(Beginning of RECORDS FOR THIS EXERCISE)
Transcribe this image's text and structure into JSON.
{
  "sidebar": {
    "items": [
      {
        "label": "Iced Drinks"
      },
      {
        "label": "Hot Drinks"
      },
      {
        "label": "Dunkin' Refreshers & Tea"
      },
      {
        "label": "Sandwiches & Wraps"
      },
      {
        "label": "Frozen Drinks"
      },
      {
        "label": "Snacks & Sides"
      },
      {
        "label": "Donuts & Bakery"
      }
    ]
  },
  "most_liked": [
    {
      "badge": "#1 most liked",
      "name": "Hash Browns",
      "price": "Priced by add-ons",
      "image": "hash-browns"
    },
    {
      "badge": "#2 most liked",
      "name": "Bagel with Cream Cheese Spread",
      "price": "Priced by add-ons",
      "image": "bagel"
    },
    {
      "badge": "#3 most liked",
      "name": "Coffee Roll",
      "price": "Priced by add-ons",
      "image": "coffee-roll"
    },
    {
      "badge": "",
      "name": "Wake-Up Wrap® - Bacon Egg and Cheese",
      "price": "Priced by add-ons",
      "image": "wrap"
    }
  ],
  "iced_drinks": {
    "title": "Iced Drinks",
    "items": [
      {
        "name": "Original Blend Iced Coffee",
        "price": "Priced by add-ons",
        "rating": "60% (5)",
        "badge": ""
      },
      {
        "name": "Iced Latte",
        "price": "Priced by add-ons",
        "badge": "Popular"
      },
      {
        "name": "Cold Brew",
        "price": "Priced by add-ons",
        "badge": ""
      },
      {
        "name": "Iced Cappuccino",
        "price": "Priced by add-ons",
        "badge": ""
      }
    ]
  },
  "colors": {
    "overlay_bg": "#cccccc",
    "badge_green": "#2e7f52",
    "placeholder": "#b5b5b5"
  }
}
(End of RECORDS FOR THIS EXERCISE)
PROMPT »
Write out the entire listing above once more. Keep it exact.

WRITTEN ANSWER »
Transcribe this image's text and structure into JSON.
{
  "sidebar": {
    "items": [
      {
        "label": "Iced Drinks"
      },
      {
        "label": "Hot Drinks"
      },
      {
        "label": "Dunkin' Refreshers & Tea"
      },
      {
        "label": "Sandwiches & Wraps"
      },
      {
        "label": "Frozen Drinks"
      },
      {
        "label": "Snacks & Sides"
      },
      {
        "label": "Donuts & Bakery"
      }
    ]
  },
  "most_liked": [
    {
      "badge": "#1 most liked",
      "name": "Hash Browns",
      "price": "Priced by add-ons",
      "image": "hash-browns"
    },
    {
      "badge": "#2 most liked",
      "name": "Bagel with Cream Cheese Spread",
      "price": "Priced by add-ons",
      "image": "bagel"
    },
    {
      "badge": "#3 most liked",
      "name": "Coffee Roll",
      "price": "Priced by add-ons",
      "image": "coffee-roll"
    },
    {
      "badge": "",
      "name": "Wake-Up Wrap® - Bacon Egg and Cheese",
      "price": "Priced by add-ons",
      "image": "wrap"
    }
  ],
  "iced_drinks": {
    "title": "Iced Drinks",
    "items": [
      {
        "name": "Original Blend Iced Coffee",
        "price": "Priced by add-ons",
        "rating": "60% (5)",
        "badge": ""
      },
      {
        "name": "Iced Latte",
        "price": "Priced by add-ons",
        "badge": "Popular"
      },
      {
        "name": "Cold Brew",
        "price": "Priced by add-ons",
        "badge": ""
      },
      {
        "name": "Iced Cappuccino",
        "price": "Priced by add-ons",
        "badge": ""
      }
    ]
  },
  "colors": {
    "overlay_bg": "#cccccc",
    "badge_green": "#2e7f52",
    "placeholder": "#b5b5b5"
  }
}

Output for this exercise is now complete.